## AIM OF THE TASK
The records need to be set down again exactly as they appear.

- Opening Delimiter -

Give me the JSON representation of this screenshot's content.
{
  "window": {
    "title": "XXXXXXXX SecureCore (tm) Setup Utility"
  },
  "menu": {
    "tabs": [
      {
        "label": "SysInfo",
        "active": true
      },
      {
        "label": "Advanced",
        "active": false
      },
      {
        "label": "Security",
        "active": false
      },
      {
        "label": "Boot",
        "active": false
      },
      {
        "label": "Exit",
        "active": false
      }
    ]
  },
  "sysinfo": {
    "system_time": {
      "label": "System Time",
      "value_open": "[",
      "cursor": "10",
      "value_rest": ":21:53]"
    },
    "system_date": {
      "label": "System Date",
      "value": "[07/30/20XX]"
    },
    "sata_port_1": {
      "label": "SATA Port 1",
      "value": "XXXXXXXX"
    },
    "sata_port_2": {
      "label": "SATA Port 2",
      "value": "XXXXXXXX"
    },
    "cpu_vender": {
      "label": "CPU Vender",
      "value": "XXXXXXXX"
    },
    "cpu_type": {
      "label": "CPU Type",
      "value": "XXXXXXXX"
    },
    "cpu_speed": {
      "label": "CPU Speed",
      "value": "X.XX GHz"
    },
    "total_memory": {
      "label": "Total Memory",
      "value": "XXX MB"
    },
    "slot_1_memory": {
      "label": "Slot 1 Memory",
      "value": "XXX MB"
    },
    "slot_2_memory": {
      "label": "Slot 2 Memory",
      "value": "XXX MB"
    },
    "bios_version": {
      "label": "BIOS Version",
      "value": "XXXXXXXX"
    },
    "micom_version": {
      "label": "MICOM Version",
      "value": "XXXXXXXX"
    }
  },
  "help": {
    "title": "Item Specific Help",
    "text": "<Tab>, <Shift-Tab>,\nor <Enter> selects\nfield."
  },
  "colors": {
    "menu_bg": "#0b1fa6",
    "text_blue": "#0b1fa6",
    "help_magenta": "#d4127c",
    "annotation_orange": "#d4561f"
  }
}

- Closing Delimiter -

## OUTPUT FOR THIS TASK
Give me the JSON representation of this screenshot's content.
{
  "window": {
    "title": "XXXXXXXX SecureCore (tm) Setup Utility"
  },
  "menu": {
    "tabs": [
      {
        "label": "SysInfo",
        "active": true
      },
      {
        "label": "Advanced",
        "active": false
      },
      {
        "label": "Security",
        "active": false
      },
      {
        "label": "Boot",
        "active": false
      },
      {
        "label": "Exit",
        "active": false
      }
    ]
  },
  "sysinfo": {
    "system_time": {
      "label": "System Time",
      "value_open": "[",
      "cursor": "10",
      "value_rest": ":21:53]"
    },
    "system_date": {
      "label": "System Date",
      "value": "[07/30/20XX]"
    },
    "sata_port_1": {
      "label": "SATA Port 1",
      "value": "XXXXXXXX"
    },
    "sata_port_2": {
      "label": "SATA Port 2",
      "value": "XXXXXXXX"
    },
    "cpu_vender": {
      "label": "CPU Vender",
      "value": "XXXXXXXX"
    },
    "cpu_type": {
      "label": "CPU Type",
      "value": "XXXXXXXX"
    },
    "cpu_speed": {
      "label": "CPU Speed",
      "value": "X.XX GHz"
    },
    "total_memory": {
      "label": "Total Memory",
      "value": "XXX MB"
    },
    "slot_1_memory": {
      "label": "Slot 1 Memory",
      "value": "XXX MB"
    },
    "slot_2_memory": {
      "label": "Slot 2 Memory",
      "value": "XXX MB"
    },
    "bios_version": {
      "label": "BIOS Version",
      "value": "XXXXXXXX"
    },
    "micom_version": {
      "label": "MICOM Version",
      "value": "XXXXXXXX"
    }
  },
  "help": {
    "title": "Item Specific Help",
    "text": "<Tab>, <Shift-Tab>,\nor <Enter> selects\nfield."
  },
  "colors": {
    "menu_bg": "#0b1fa6",
    "text_blue": "#0b1fa6",
    "help_magenta": "#d4127c",
    "annotation_orange": "#d4561f"
  }
}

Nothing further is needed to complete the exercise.